As Myanmar’s economy continues to expand, with GDP growth forecast at over 6% in 2019 and 2020, the country’s young urban population benefits from increasing opportunities to sample new food, beverage and entertainment options, particularly as incomes and leisure times rise. Furthermore, the government’s move to open wholesale and retail markets to 100% foreign ownership is expected to accelerate the entrance of overseas brands, and promote consolidation in the country’s highly fragmented retail sector. According to real estate service provider Colliers, a steady stream of new foreign food and beverage brands in Yangon are helping to sustain retail occupancy at 90%. Meanwhile, a growing number of integrated retail complexes, with housing, shops, supermarkets, restaurants and entertainment facilities, are proving successful in major cities.

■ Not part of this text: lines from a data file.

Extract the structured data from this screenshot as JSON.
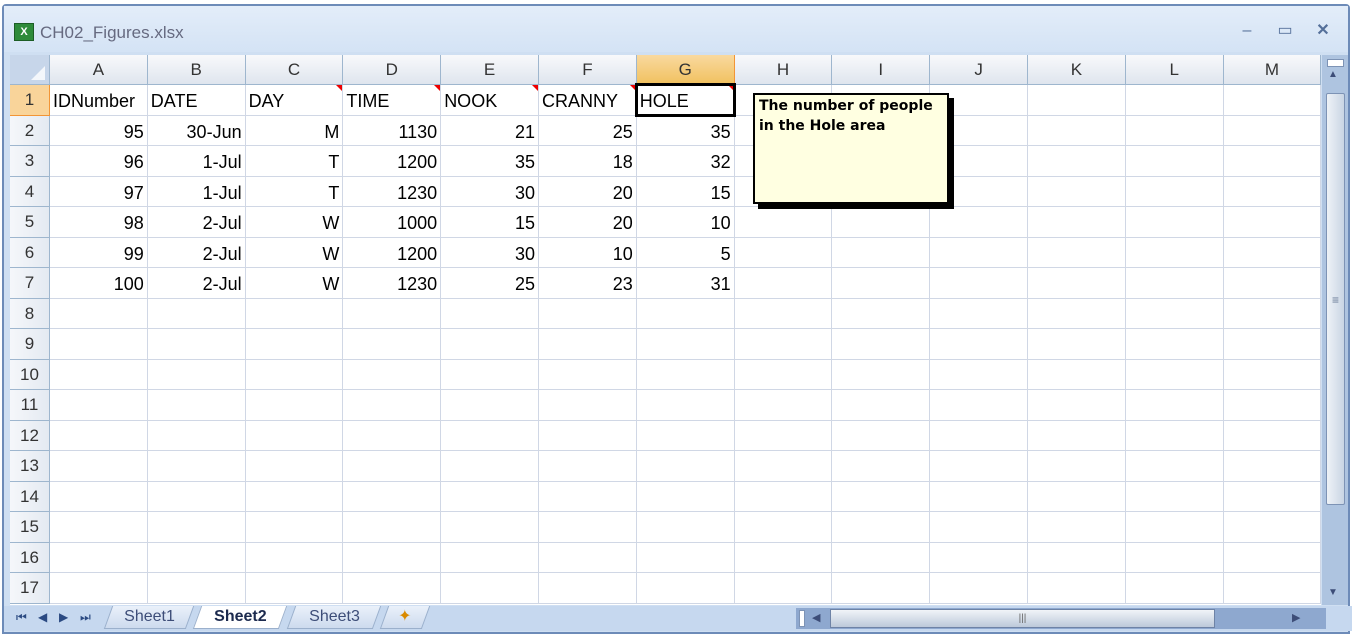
{
  "window": {
    "title": "CH02_Figures.xlsx",
    "icon": "excel-icon",
    "controls": [
      "minimize-icon",
      "restore-icon",
      "close-icon"
    ]
  },
  "columns": [
    "A",
    "B",
    "C",
    "D",
    "E",
    "F",
    "G",
    "H",
    "I",
    "J",
    "K",
    "L",
    "M"
  ],
  "rows": [
    "1",
    "2",
    "3",
    "4",
    "5",
    "6",
    "7",
    "8",
    "9",
    "10",
    "11",
    "12",
    "13",
    "14",
    "15",
    "16",
    "17"
  ],
  "selected_cell": "G1",
  "cells": [
    [
      "IDNumber",
      "DATE",
      "DAY",
      "TIME",
      "NOOK",
      "CRANNY",
      "HOLE"
    ],
    [
      "95",
      "30-Jun",
      "M",
      "1130",
      "21",
      "25",
      "35"
    ],
    [
      "96",
      "1-Jul",
      "T",
      "1200",
      "35",
      "18",
      "32"
    ],
    [
      "97",
      "1-Jul",
      "T",
      "1230",
      "30",
      "20",
      "15"
    ],
    [
      "98",
      "2-Jul",
      "W",
      "1000",
      "15",
      "20",
      "10"
    ],
    [
      "99",
      "2-Jul",
      "W",
      "1200",
      "30",
      "10",
      "5"
    ],
    [
      "100",
      "2-Jul",
      "W",
      "1230",
      "25",
      "23",
      "31"
    ]
  ],
  "comment_cells": [
    "C1",
    "D1",
    "E1",
    "F1",
    "G1"
  ],
  "comment": {
    "cell": "G1",
    "text_line1": "The number of people",
    "text_line2": "in the Hole area"
  },
  "sheets": [
    {
      "label": "Sheet1",
      "active": false
    },
    {
      "label": "Sheet2",
      "active": true
    },
    {
      "label": "Sheet3",
      "active": false
    }
  ],
  "colors": {
    "comment_bg": "#ffffe1",
    "selected_header": "#f9d49a",
    "comment_indicator": "#ee0000"
  }
}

The burgeoning domestic film industry is driving strong interest in cinema. In 2018 Myanmar hosted 1.3m movie-goers across 120 theatres, with 20 more scheduled to open. However, only 11 theatres are located close to or inside of shopping malls. Pairing these creates an opportunity for developers to make spaces where people can eat, shop and catch a movie all at once. Moreover, physical retailers will soon be in competition with Myanmar’s rapidly expanding e-commerce platforms. By differentiating their offerings, they can make a trip to the mall a desirable lifestyle choice and effectively compete with online retailers.
Yangon’s new Kanthayar Centre near Kandawgyi Lake effectively embodies this concept. It hosts a cinema, supermarket, banks, shops, cafes and restaurants, including a growing number of foreign chains. In addition, it contains a gymnasium and amusement centre. Furthermore, the development includes serviced apartments nearby, driving foot traffic at the centre’s bustling Market Place supermarket.

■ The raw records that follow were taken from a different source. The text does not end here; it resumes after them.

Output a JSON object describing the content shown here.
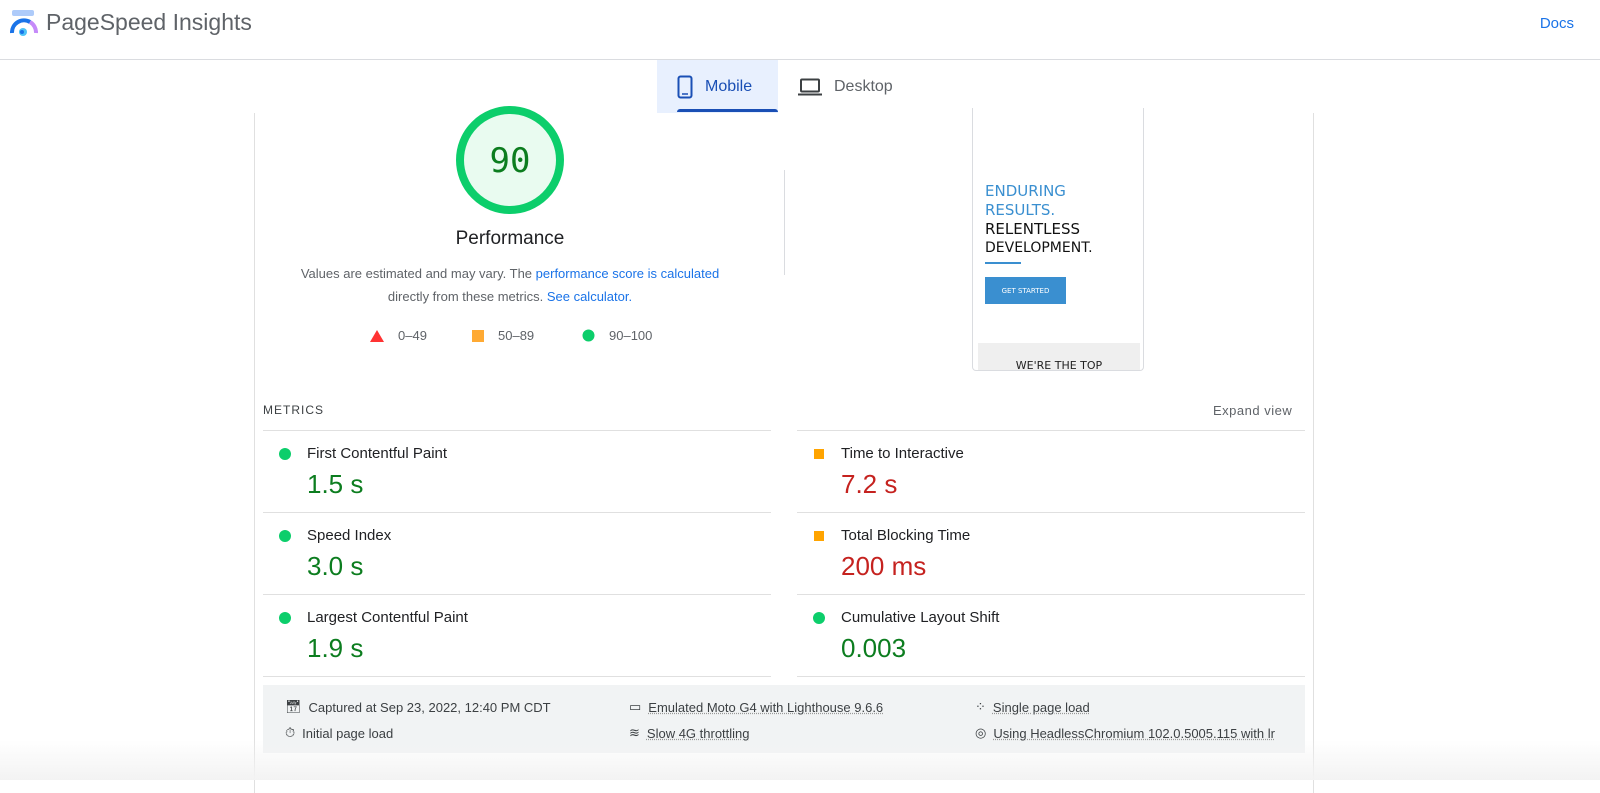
{
  "header": {
    "title": "PageSpeed Insights",
    "docs_link": "Docs"
  },
  "tabs": [
    {
      "label": "Mobile",
      "selected": true
    },
    {
      "label": "Desktop",
      "selected": false
    }
  ],
  "performance": {
    "score": "90",
    "label": "Performance",
    "desc_prefix": "Values are estimated and may vary. The ",
    "desc_link1": "performance score is calculated",
    "desc_middle": " directly from these metrics. ",
    "desc_link2": "See calculator."
  },
  "legend": [
    {
      "range": "0–49",
      "shape": "triangle",
      "color": "#ff3333"
    },
    {
      "range": "50–89",
      "shape": "square",
      "color": "#ffaa33"
    },
    {
      "range": "90–100",
      "shape": "circle",
      "color": "#0cce6b"
    }
  ],
  "screenshot": {
    "line1": "ENDURING",
    "line2": "RESULTS.",
    "line3": "RELENTLESS",
    "line4": "DEVELOPMENT.",
    "button": "GET STARTED",
    "footer": "WE'RE THE TOP"
  },
  "metrics": {
    "heading": "METRICS",
    "expand": "Expand view",
    "items": [
      {
        "label": "First Contentful Paint",
        "value": "1.5 s",
        "status": "good"
      },
      {
        "label": "Time to Interactive",
        "value": "7.2 s",
        "status": "average"
      },
      {
        "label": "Speed Index",
        "value": "3.0 s",
        "status": "good"
      },
      {
        "label": "Total Blocking Time",
        "value": "200 ms",
        "status": "average"
      },
      {
        "label": "Largest Contentful Paint",
        "value": "1.9 s",
        "status": "good"
      },
      {
        "label": "Cumulative Layout Shift",
        "value": "0.003",
        "status": "good"
      }
    ]
  },
  "footer": {
    "captured": "Captured at Sep 23, 2022, 12:40 PM CDT",
    "emulated": "Emulated Moto G4 with Lighthouse 9.6.6",
    "single": "Single page load",
    "initial": "Initial page load",
    "throttling": "Slow 4G throttling",
    "browser": "Using HeadlessChromium 102.0.5005.115 with lr"
  },
  "colors": {
    "good": "#0cce6b",
    "average": "#ffa400",
    "accent": "#1a73e8"
  }
}
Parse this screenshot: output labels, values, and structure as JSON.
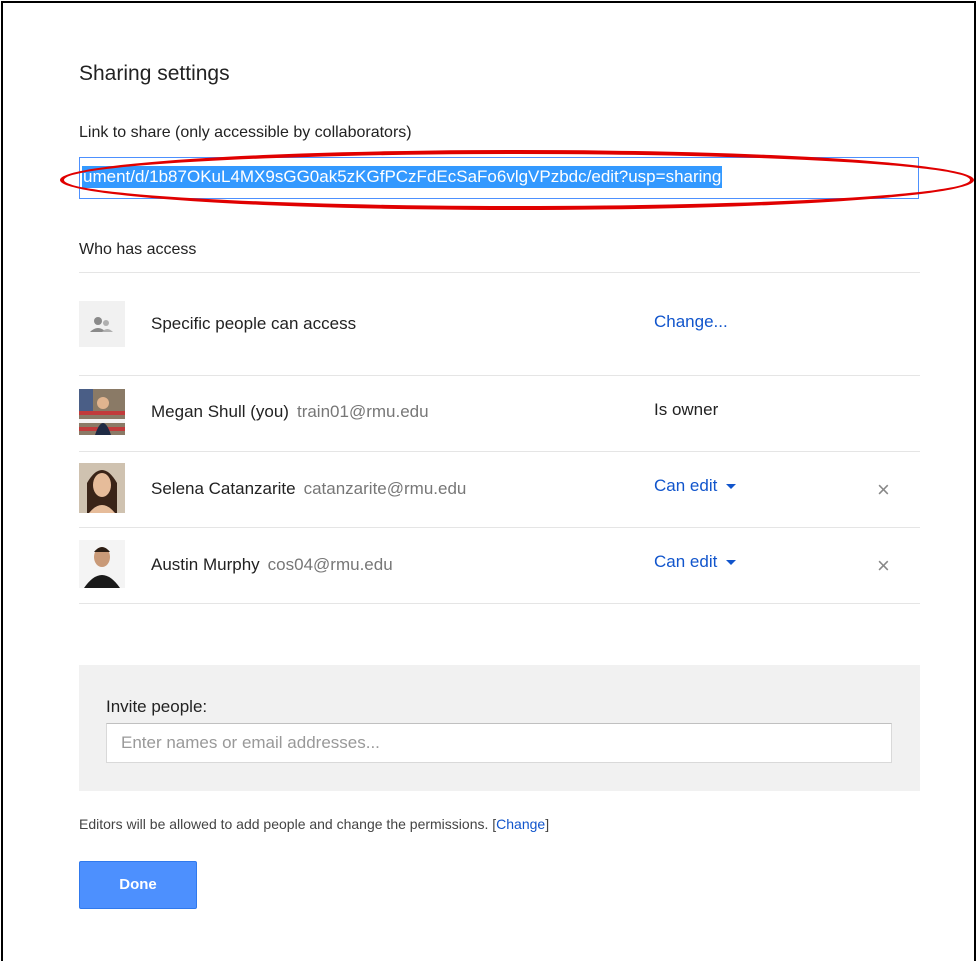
{
  "dialog": {
    "title": "Sharing settings",
    "link_label": "Link to share (only accessible by collaborators)",
    "link_value": "ument/d/1b87OKuL4MX9sGG0ak5zKGfPCzFdEcSaFo6vlgVPzbdc/edit?usp=sharing"
  },
  "access": {
    "heading": "Who has access",
    "general": {
      "label": "Specific people can access",
      "change_link": "Change..."
    },
    "people": [
      {
        "name": "Megan Shull (you)",
        "email": "train01@rmu.edu",
        "role": "Is owner"
      },
      {
        "name": "Selena Catanzarite",
        "email": "catanzarite@rmu.edu",
        "role": "Can edit",
        "remove": "×"
      },
      {
        "name": "Austin Murphy",
        "email": "cos04@rmu.edu",
        "role": "Can edit",
        "remove": "×"
      }
    ]
  },
  "invite": {
    "label": "Invite people:",
    "placeholder": "Enter names or email addresses..."
  },
  "footer": {
    "note": "Editors will be allowed to add people and change the permissions.",
    "change_link": "Change",
    "done_label": "Done"
  },
  "colors": {
    "accent": "#1155cc",
    "button": "#4d90fe",
    "highlight": "#3399ff",
    "annotation": "#e00000"
  },
  "icons": {
    "group": "people-icon",
    "remove": "close-icon",
    "role_menu": "caret-down-icon"
  }
}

Meanwhile, Junction Centre Group, part of the Shwe Taung conglomerate, has potential to build on the success of its six malls in Yangon. According to Tony Picon, executive director of Picon-Deed Property Consultants, this is demonstrated by the 100%-occupied Junction City Mall. “The market is underserved in the Yangon periphery, where developments like Capital Hypermarket Thaketa, which has a cinema, department store and supermarket, are really busy,” he told OBG.
The retail-entertainment model has a number of ancillary benefits, including the option to develop digital reward schemes across a concentrated pool of retailers. Yangon-based Nexlabs, a digital transformation specialist, helped one cinema client introduce a booking app that integrates point-of-sale systems with iOS and Android, enabling the client to incentivise app bookings. “We saw a huge spike,” U Hein Win Toe, CTO of Nexlabs, told OBG. “We opened bookings well ahead of the movie release date – which had not been possible before – and sold out.” Colliers expects retailers to focus more attention on developing their digital reward schemes going forward.

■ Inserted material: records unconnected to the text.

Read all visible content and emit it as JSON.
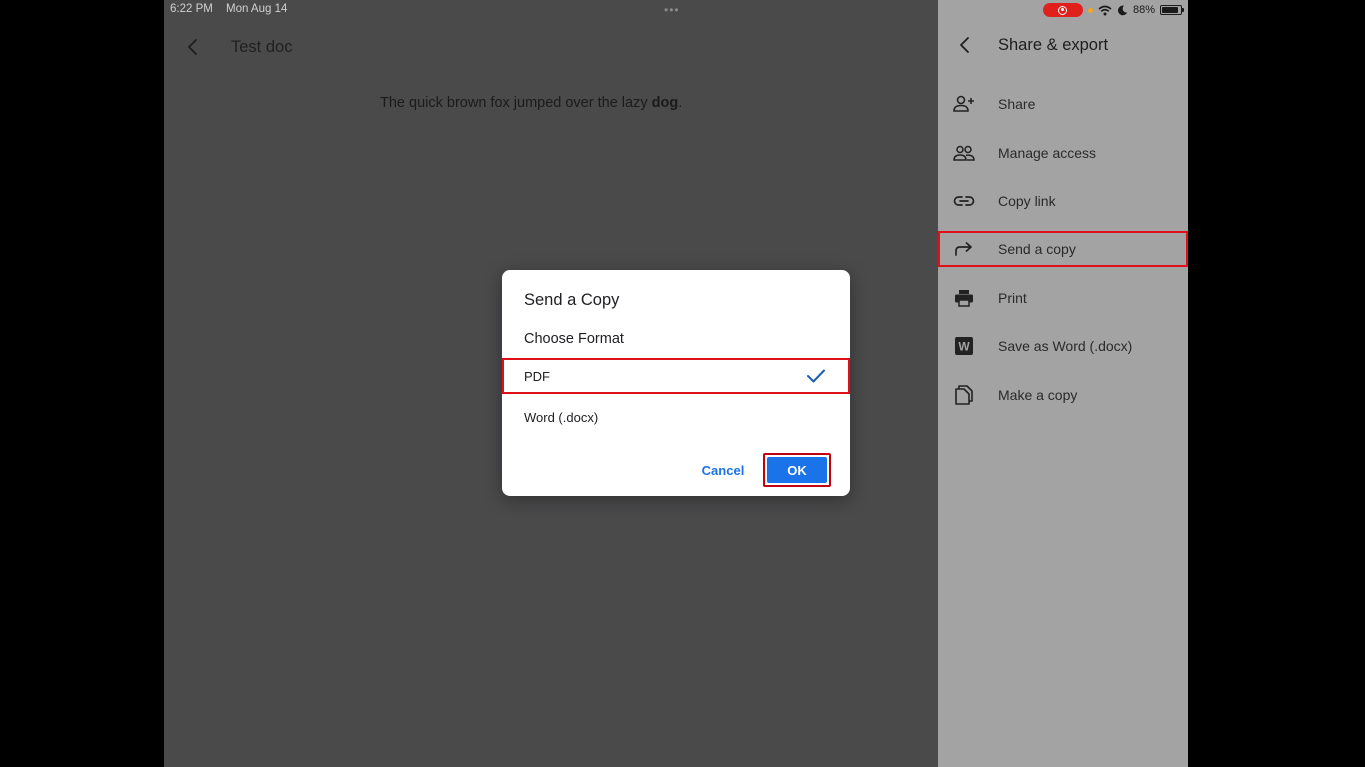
{
  "status_bar": {
    "time": "6:22 PM",
    "date": "Mon Aug 14",
    "battery": "88%"
  },
  "document": {
    "title": "Test doc",
    "body_prefix": "The quick brown fox jumped over the lazy ",
    "body_bold": "dog",
    "body_suffix": "."
  },
  "panel": {
    "title": "Share & export",
    "items": [
      {
        "label": "Share",
        "icon": "person-add-icon"
      },
      {
        "label": "Manage access",
        "icon": "people-icon"
      },
      {
        "label": "Copy link",
        "icon": "link-icon"
      },
      {
        "label": "Send a copy",
        "icon": "forward-arrow-icon",
        "highlighted": true
      },
      {
        "label": "Print",
        "icon": "printer-icon"
      },
      {
        "label": "Save as Word (.docx)",
        "icon": "word-icon"
      },
      {
        "label": "Make a copy",
        "icon": "copy-icon"
      }
    ]
  },
  "dialog": {
    "title": "Send a Copy",
    "subtitle": "Choose Format",
    "options": [
      {
        "label": "PDF",
        "selected": true
      },
      {
        "label": "Word (.docx)",
        "selected": false
      }
    ],
    "cancel_label": "Cancel",
    "ok_label": "OK"
  },
  "colors": {
    "accent": "#1a73e8",
    "highlight": "#e0101a",
    "panel_bg": "#a3a3a3",
    "doc_bg": "#4a4a4b"
  }
}
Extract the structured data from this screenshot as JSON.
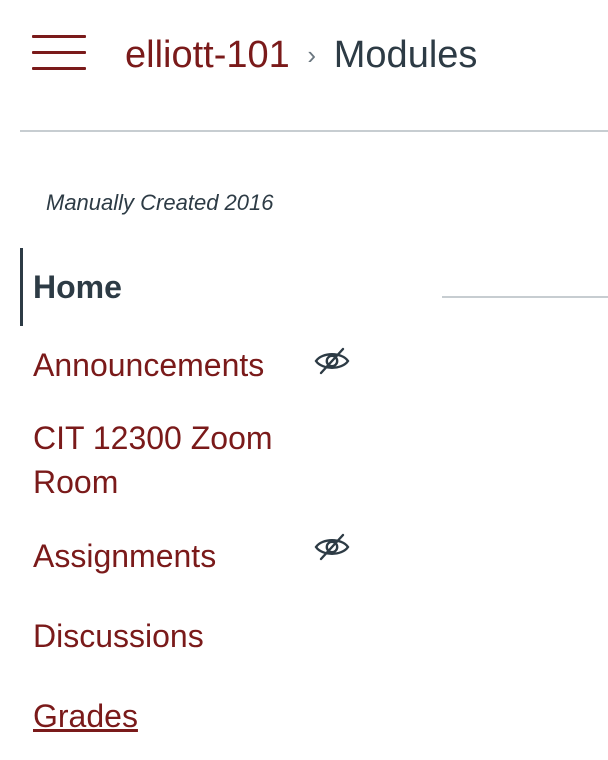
{
  "header": {
    "course_link": "elliott-101",
    "separator": "›",
    "current_page": "Modules"
  },
  "term": "Manually Created 2016",
  "nav": {
    "items": [
      {
        "label": "Home",
        "active": true,
        "hidden_icon": false
      },
      {
        "label": "Announcements",
        "active": false,
        "hidden_icon": true
      },
      {
        "label": "CIT 12300 Zoom Room",
        "active": false,
        "hidden_icon": false
      },
      {
        "label": "Assignments",
        "active": false,
        "hidden_icon": true
      },
      {
        "label": "Discussions",
        "active": false,
        "hidden_icon": false
      },
      {
        "label": "Grades",
        "active": false,
        "hidden_icon": false
      }
    ]
  },
  "icons": {
    "menu": "hamburger-menu-icon",
    "hidden": "eye-slash-icon"
  },
  "colors": {
    "link": "#7a1a1a",
    "text": "#2d3b45",
    "divider": "#c7cdd1"
  }
}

Developments in Mandalay such as Ocean Super Centre, Mandalay Yatanar Mall and the recently opened Central Point demonstrate that mixing retail and entertainment through integrated cinemas has appeal beyond Myanmar’s commercial capital. However, although Central Point opened in the inner city in the third quarter of 2018 – and Mandalay Commercial Complex is primed for completion at the end of 2020 – similar retail complexes have yet to make it to the suburbs. “To entice more footfall in Mandalay, developers will need to target families by introducing lifestyle-oriented centres, integrating facilities for leisure and entertainment. These can include modern value-added elements such as playgrounds, gaming arcades, theme parks, wellness centres and cinemas,” Colliers said. In secondary markets that do not have the spending power to sustain megamalls like Junction City, the Ocean Super Centre model of hybrid hypermarkets – which integrate retail, and food and beverage – is proving highly successful, according to Picon-Deed.